A bit similar to Submitting two articles to the same journal at the same time but not exactly. I was wondering about the strategy for publishing two related, but separate papers. Could there be a benefit (in terms of your chance of getting accepted) in submitting the two papers to the same publisher, while explicitly asking for publication in two of their separate journals (given that they have different audiences/criteria)? Or should you just submit them separately, in a vacuum?
To give some context (too much in hinsight, so feel free to skip) I will use my case as an example, although I am sure it applies elsewhere.
We did an experiment that uncovered a new piece of physics, previously not seen before. We investigated how it came about, and on which parameters it depends. We constructed a model that was able to explain the data. Let's call this part A. In that same device, we then went on to use that physical effect to do something; we applied it and managed to create something novel and potentially useful, or at least a proof of concept. This is part B.
These two sets of results are, in my opinion, both worthy of publication. Part B however, has a broader scope and will most likely be more impactful, at least in the eyes of an editor. It is more of a hot topic item. Part A is more field-specific, but without it B comes out of nowhere and is poorly understood. I feel that combining the two texts would both be too long and not focused enough.
Now, my first thought was submit & publish separately. For part A we can go to a more specific (and lower impact) journal, and for part A we can try to aim for something more prestigious. But then I thought that perhaps it would make sense to try and bundle the papers in terms of publisher. What I mean by that is that some publishers have multiple journals that could house the papers (say Nature physics & Nature communications for the Nature family, or Physical Review X and Physical Review Letters or more specific like Physical Review B for APS). Could there be advantages to doing this?
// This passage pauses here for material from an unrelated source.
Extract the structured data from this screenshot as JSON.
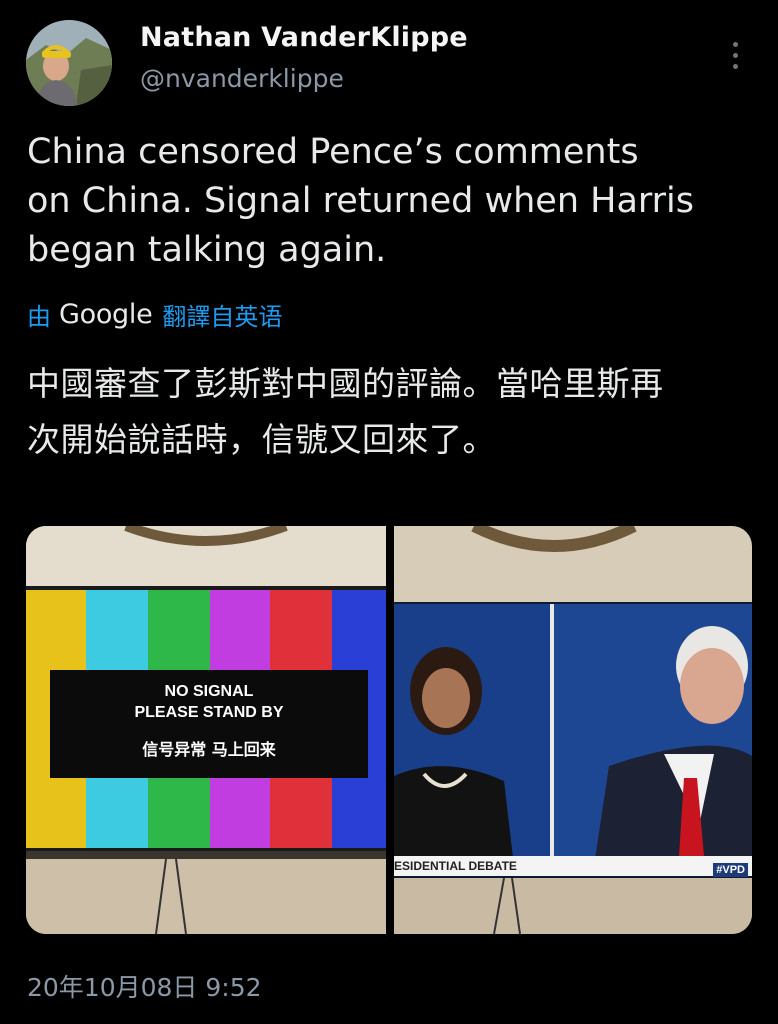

Could it be that the 'joint probability' of the papers getting published/accepted, P(A&B), is larger than if the papers come in separately, P(A)*P(B)?